...the luckier I get is a quote ascribed to several people. Who originally said it is unimportant.
I have often been described by people who don’t know me well as being “lucky”: in the right place at the right time, etc.
My letter asking if there were any vacancies as a window dresser arrived on the day the junior window dresser handed in their notice.
When a theatre marketing job came up, I was contacted because I had been talking to people about how to get into the profession.
When asked a contact to help me revamp my CV, she offered me a job project managing her new business.
A fundraiser friend got a celebrity patron for her charity because having lucked out via the actor’s agent, she happen to mention it to an acquaintance, whose girlfriend was the actor’s PA.
A client wanted to reach the then editor of a leading newspaper. She mentioned it at a networking meeting and someone in the group turned out to be the editor’s house sitter.
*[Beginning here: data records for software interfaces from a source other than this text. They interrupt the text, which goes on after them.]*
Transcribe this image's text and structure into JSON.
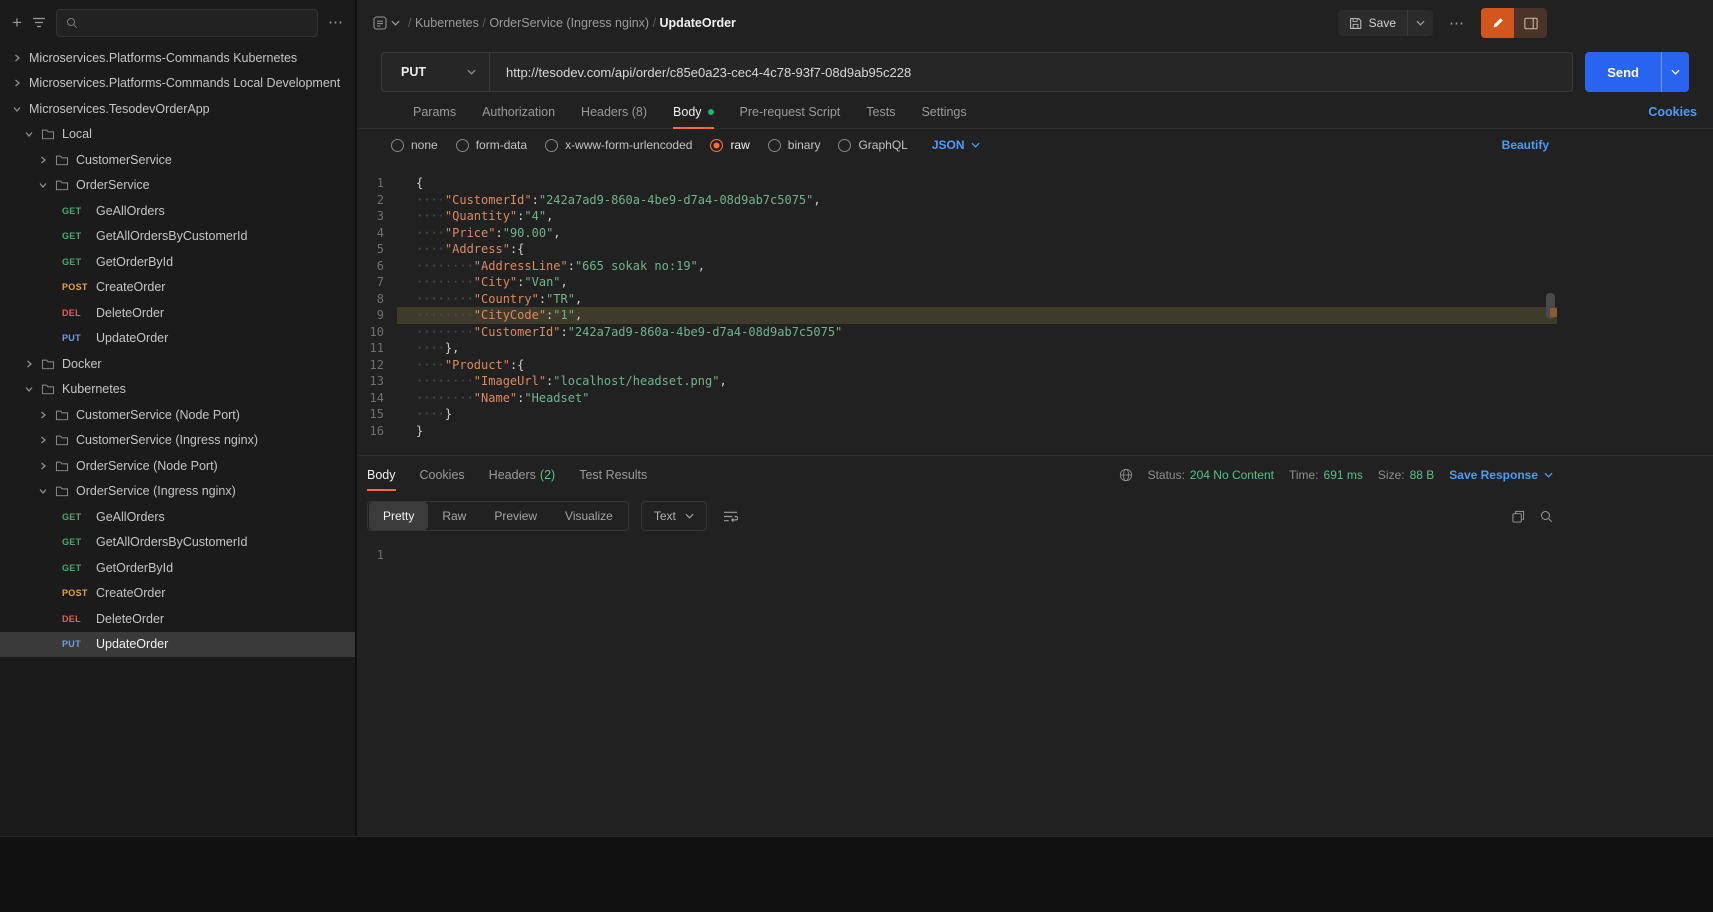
{
  "colors": {
    "accent_orange": "#ff6c37",
    "link_blue": "#4a9df8",
    "green": "#55c187",
    "method_get": "#49a96d",
    "method_post": "#e8a33d",
    "method_del": "#e35f52",
    "method_put": "#6d9ee8",
    "send_blue": "#2864f0"
  },
  "sidebar": {
    "plus_icon": "+",
    "more_icon": "⋯",
    "search_placeholder": "",
    "tree": [
      {
        "type": "collection",
        "chevron": "right",
        "indent": 0,
        "label": "Microservices.Platforms-Commands Kubernetes"
      },
      {
        "type": "collection",
        "chevron": "right",
        "indent": 0,
        "label": "Microservices.Platforms-Commands Local Development"
      },
      {
        "type": "collection",
        "chevron": "down",
        "indent": 0,
        "label": "Microservices.TesodevOrderApp"
      },
      {
        "type": "folder",
        "chevron": "down",
        "indent": 1,
        "label": "Local"
      },
      {
        "type": "folder",
        "chevron": "right",
        "indent": 2,
        "label": "CustomerService"
      },
      {
        "type": "folder",
        "chevron": "down",
        "indent": 2,
        "label": "OrderService"
      },
      {
        "type": "request",
        "method": "GET",
        "indent": 3,
        "label": "GeAllOrders"
      },
      {
        "type": "request",
        "method": "GET",
        "indent": 3,
        "label": "GetAllOrdersByCustomerId"
      },
      {
        "type": "request",
        "method": "GET",
        "indent": 3,
        "label": "GetOrderById"
      },
      {
        "type": "request",
        "method": "POST",
        "indent": 3,
        "label": "CreateOrder"
      },
      {
        "type": "request",
        "method": "DEL",
        "indent": 3,
        "label": "DeleteOrder"
      },
      {
        "type": "request",
        "method": "PUT",
        "indent": 3,
        "label": "UpdateOrder"
      },
      {
        "type": "folder",
        "chevron": "right",
        "indent": 1,
        "label": "Docker"
      },
      {
        "type": "folder",
        "chevron": "down",
        "indent": 1,
        "label": "Kubernetes"
      },
      {
        "type": "folder",
        "chevron": "right",
        "indent": 2,
        "label": "CustomerService (Node Port)"
      },
      {
        "type": "folder",
        "chevron": "right",
        "indent": 2,
        "label": "CustomerService (Ingress nginx)"
      },
      {
        "type": "folder",
        "chevron": "right",
        "indent": 2,
        "label": "OrderService (Node Port)"
      },
      {
        "type": "folder",
        "chevron": "down",
        "indent": 2,
        "label": "OrderService (Ingress nginx)"
      },
      {
        "type": "request",
        "method": "GET",
        "indent": 3,
        "label": "GeAllOrders"
      },
      {
        "type": "request",
        "method": "GET",
        "indent": 3,
        "label": "GetAllOrdersByCustomerId"
      },
      {
        "type": "request",
        "method": "GET",
        "indent": 3,
        "label": "GetOrderById"
      },
      {
        "type": "request",
        "method": "POST",
        "indent": 3,
        "label": "CreateOrder"
      },
      {
        "type": "request",
        "method": "DEL",
        "indent": 3,
        "label": "DeleteOrder"
      },
      {
        "type": "request",
        "method": "PUT",
        "indent": 3,
        "label": "UpdateOrder",
        "selected": true
      }
    ]
  },
  "breadcrumb": {
    "separator": "/",
    "items": [
      "Kubernetes",
      "OrderService (Ingress nginx)",
      "UpdateOrder"
    ]
  },
  "header": {
    "save_label": "Save",
    "more_icon": "⋯"
  },
  "request": {
    "method": "PUT",
    "url": "http://tesodev.com/api/order/c85e0a23-cec4-4c78-93f7-08d9ab95c228",
    "send_label": "Send",
    "cookies_link": "Cookies",
    "tabs": [
      {
        "label": "Params"
      },
      {
        "label": "Authorization"
      },
      {
        "label": "Headers (8)"
      },
      {
        "label": "Body",
        "active": true,
        "dot": true
      },
      {
        "label": "Pre-request Script"
      },
      {
        "label": "Tests"
      },
      {
        "label": "Settings"
      }
    ],
    "body_modes": [
      {
        "label": "none"
      },
      {
        "label": "form-data"
      },
      {
        "label": "x-www-form-urlencoded"
      },
      {
        "label": "raw",
        "selected": true
      },
      {
        "label": "binary"
      },
      {
        "label": "GraphQL"
      }
    ],
    "language": "JSON",
    "beautify_link": "Beautify",
    "editor": {
      "lines": [
        {
          "i": 0,
          "t": [
            [
              "p",
              "{"
            ]
          ]
        },
        {
          "i": 4,
          "t": [
            [
              "k",
              "\"CustomerId\""
            ],
            [
              "p",
              ":"
            ],
            [
              "s",
              "\"242a7ad9-860a-4be9-d7a4-08d9ab7c5075\""
            ],
            [
              "p",
              ","
            ]
          ]
        },
        {
          "i": 4,
          "t": [
            [
              "k",
              "\"Quantity\""
            ],
            [
              "p",
              ":"
            ],
            [
              "s",
              "\"4\""
            ],
            [
              "p",
              ","
            ]
          ]
        },
        {
          "i": 4,
          "t": [
            [
              "k",
              "\"Price\""
            ],
            [
              "p",
              ":"
            ],
            [
              "s",
              "\"90.00\""
            ],
            [
              "p",
              ","
            ]
          ]
        },
        {
          "i": 4,
          "t": [
            [
              "k",
              "\"Address\""
            ],
            [
              "p",
              ":{"
            ]
          ]
        },
        {
          "i": 8,
          "t": [
            [
              "k",
              "\"AddressLine\""
            ],
            [
              "p",
              ":"
            ],
            [
              "s",
              "\"665 sokak no:19\""
            ],
            [
              "p",
              ","
            ]
          ]
        },
        {
          "i": 8,
          "t": [
            [
              "k",
              "\"City\""
            ],
            [
              "p",
              ":"
            ],
            [
              "s",
              "\"Van\""
            ],
            [
              "p",
              ","
            ]
          ]
        },
        {
          "i": 8,
          "t": [
            [
              "k",
              "\"Country\""
            ],
            [
              "p",
              ":"
            ],
            [
              "s",
              "\"TR\""
            ],
            [
              "p",
              ","
            ]
          ]
        },
        {
          "i": 8,
          "h": true,
          "t": [
            [
              "k",
              "\"CityCode\""
            ],
            [
              "p",
              ":"
            ],
            [
              "s",
              "\"1\""
            ],
            [
              "p",
              ","
            ]
          ]
        },
        {
          "i": 8,
          "t": [
            [
              "k",
              "\"CustomerId\""
            ],
            [
              "p",
              ":"
            ],
            [
              "s",
              "\"242a7ad9-860a-4be9-d7a4-08d9ab7c5075\""
            ]
          ]
        },
        {
          "i": 4,
          "t": [
            [
              "p",
              "},"
            ]
          ]
        },
        {
          "i": 4,
          "t": [
            [
              "k",
              "\"Product\""
            ],
            [
              "p",
              ":{"
            ]
          ]
        },
        {
          "i": 8,
          "t": [
            [
              "k",
              "\"ImageUrl\""
            ],
            [
              "p",
              ":"
            ],
            [
              "s",
              "\"localhost/headset.png\""
            ],
            [
              "p",
              ","
            ]
          ]
        },
        {
          "i": 8,
          "t": [
            [
              "k",
              "\"Name\""
            ],
            [
              "p",
              ":"
            ],
            [
              "s",
              "\"Headset\""
            ]
          ]
        },
        {
          "i": 4,
          "t": [
            [
              "p",
              "}"
            ]
          ]
        },
        {
          "i": 0,
          "t": [
            [
              "p",
              "}"
            ]
          ]
        }
      ]
    }
  },
  "response": {
    "tabs": [
      {
        "label": "Body",
        "active": true
      },
      {
        "label": "Cookies"
      },
      {
        "label": "Headers",
        "count": "(2)"
      },
      {
        "label": "Test Results"
      }
    ],
    "status_label": "Status:",
    "status_value": "204 No Content",
    "time_label": "Time:",
    "time_value": "691 ms",
    "size_label": "Size:",
    "size_value": "88 B",
    "save_response": "Save Response",
    "views": [
      {
        "label": "Pretty",
        "active": true
      },
      {
        "label": "Raw"
      },
      {
        "label": "Preview"
      },
      {
        "label": "Visualize"
      }
    ],
    "format": "Text",
    "editor_lines": [
      ""
    ]
  }
}
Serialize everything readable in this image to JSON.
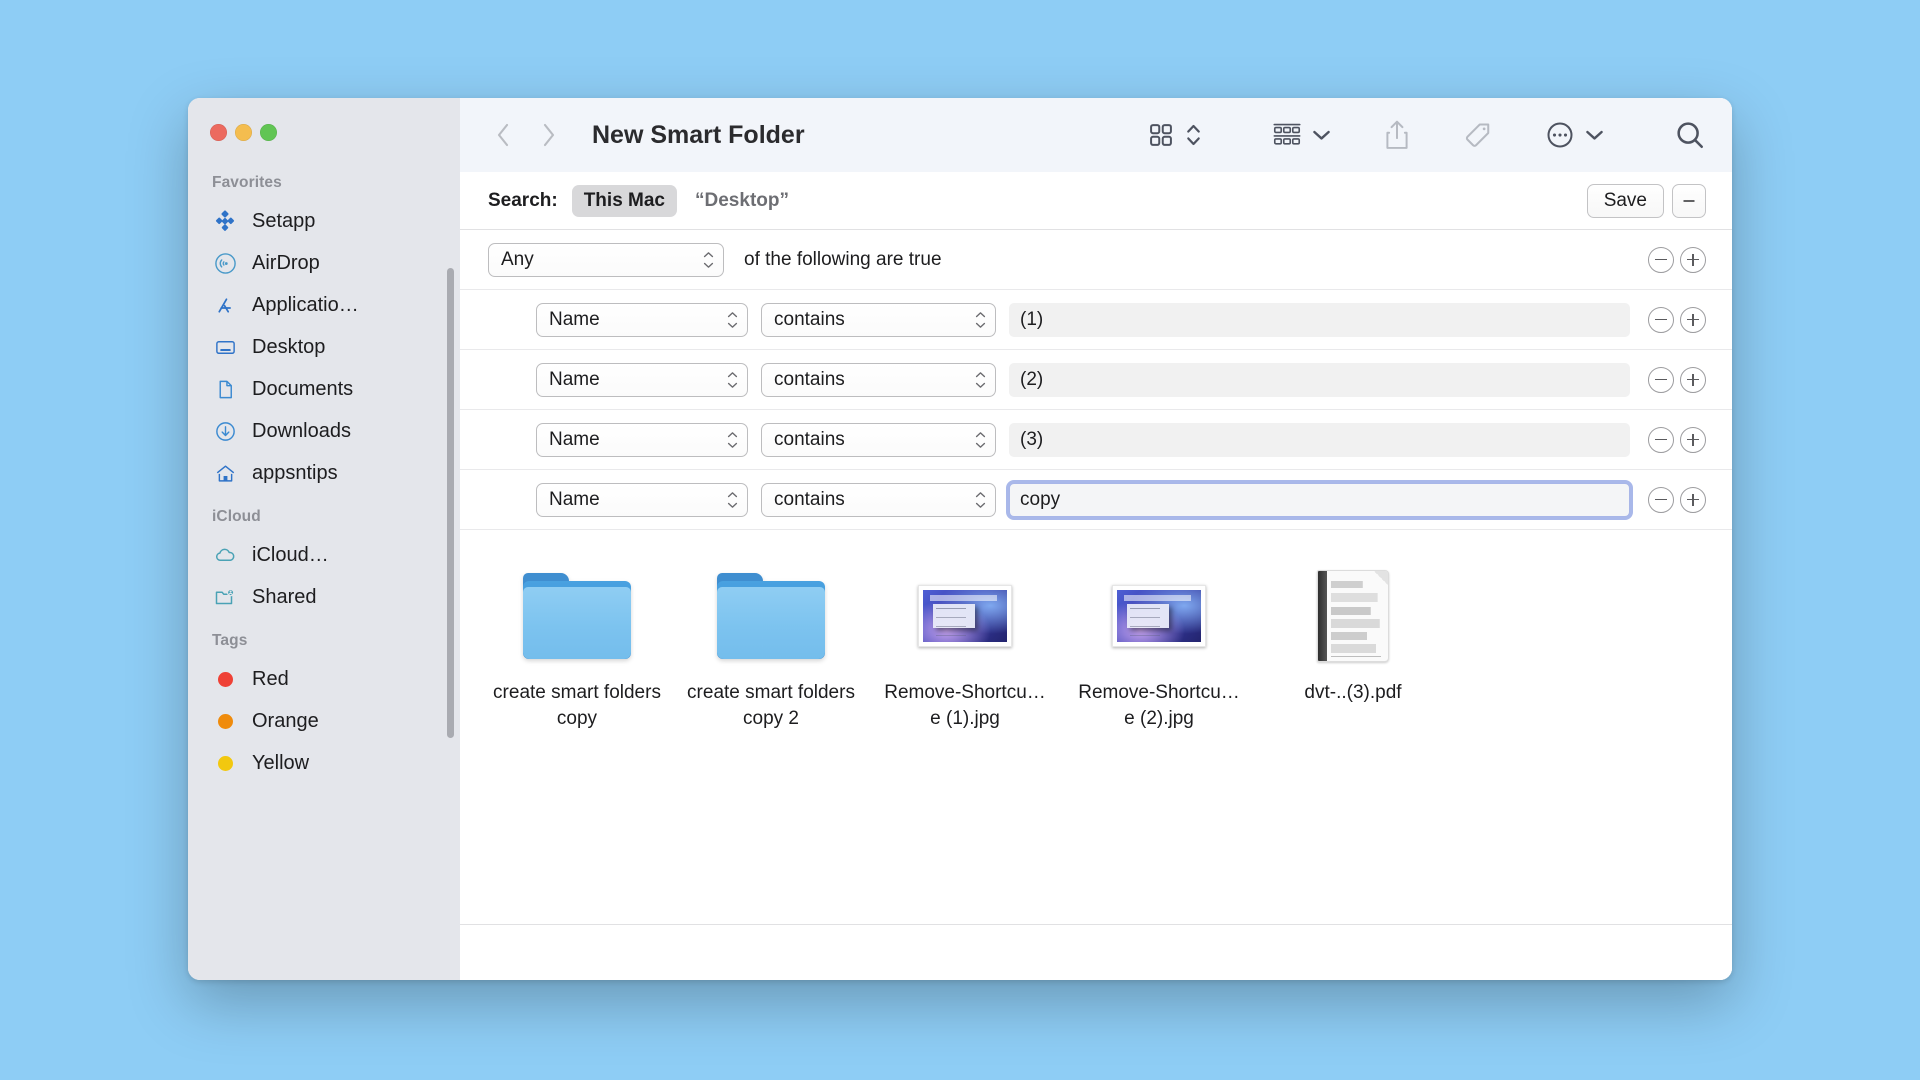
{
  "window": {
    "title": "New Smart Folder",
    "traffic_lights": [
      "close-red",
      "minimize-yellow",
      "maximize-green"
    ]
  },
  "toolbar": {
    "back_icon": "chevron-left-icon",
    "forward_icon": "chevron-right-icon",
    "view_icon": "icon-view-grid-icon",
    "view_stepper_icon": "up-down-chevron-icon",
    "group_icon": "group-by-icon",
    "group_chevron_icon": "chevron-down-icon",
    "share_icon": "share-icon",
    "tag_icon": "tag-icon",
    "more_icon": "more-circle-icon",
    "more_chevron_icon": "chevron-down-icon",
    "search_icon": "search-icon"
  },
  "sidebar": {
    "sections": [
      {
        "title": "Favorites",
        "items": [
          {
            "label": "Setapp",
            "icon": "setapp-icon"
          },
          {
            "label": "AirDrop",
            "icon": "airdrop-icon"
          },
          {
            "label": "Applicatio…",
            "icon": "applications-icon"
          },
          {
            "label": "Desktop",
            "icon": "desktop-icon"
          },
          {
            "label": "Documents",
            "icon": "documents-icon"
          },
          {
            "label": "Downloads",
            "icon": "downloads-icon"
          },
          {
            "label": "appsntips",
            "icon": "home-icon"
          }
        ]
      },
      {
        "title": "iCloud",
        "items": [
          {
            "label": "iCloud…",
            "icon": "icloud-icon"
          },
          {
            "label": "Shared",
            "icon": "shared-folder-icon"
          }
        ]
      },
      {
        "title": "Tags",
        "items": [
          {
            "label": "Red",
            "icon": "tag-dot-icon",
            "color": "#ef4136"
          },
          {
            "label": "Orange",
            "icon": "tag-dot-icon",
            "color": "#ef8b0c"
          },
          {
            "label": "Yellow",
            "icon": "tag-dot-icon",
            "color": "#f2c80f"
          }
        ]
      }
    ]
  },
  "search_header": {
    "label": "Search:",
    "scope_selected": "This Mac",
    "scope_other": "“Desktop”",
    "save_label": "Save",
    "remove_icon": "minus-icon"
  },
  "criteria": {
    "match_value": "Any",
    "match_suffix": "of the following are true",
    "rows": [
      {
        "attribute": "Name",
        "operator": "contains",
        "value": "(1)",
        "focused": false
      },
      {
        "attribute": "Name",
        "operator": "contains",
        "value": "(2)",
        "focused": false
      },
      {
        "attribute": "Name",
        "operator": "contains",
        "value": "(3)",
        "focused": false
      },
      {
        "attribute": "Name",
        "operator": "contains",
        "value": "copy",
        "focused": true
      }
    ],
    "remove_icon": "minus-circle-icon",
    "add_icon": "plus-circle-icon"
  },
  "results": {
    "files": [
      {
        "name": "create smart folders copy",
        "kind": "folder"
      },
      {
        "name": "create smart folders copy 2",
        "kind": "folder"
      },
      {
        "name": "Remove-Shortcu…e (1).jpg",
        "kind": "jpg"
      },
      {
        "name": "Remove-Shortcu…e (2).jpg",
        "kind": "jpg"
      },
      {
        "name": "dvt-..(3).pdf",
        "kind": "pdf"
      }
    ]
  },
  "colors": {
    "desktop": "#8ecdf5",
    "sidebar": "#e4e6eb",
    "toolbar": "#f2f5fa",
    "accent_focus": "#a9b8ea",
    "sidebar_icon_blue": "#3b82cc"
  }
}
Yes, these all seem like luck or coincidence, things which happen by chance. However, in every case, these was an intention and an action (or a series of actions) which had to be in place first. I had to write letters; get into networks. The fundraiser had to identify the potential person they wanted to get the charity message out. And in all cases, once the “coincidence” happened, it had to be backed up with a track record of hard work and knowledge. So you have to do the work, meet the people, know what you want and get the message out.
Trusting to luck is a nice idea, but luck never shows up unless you do.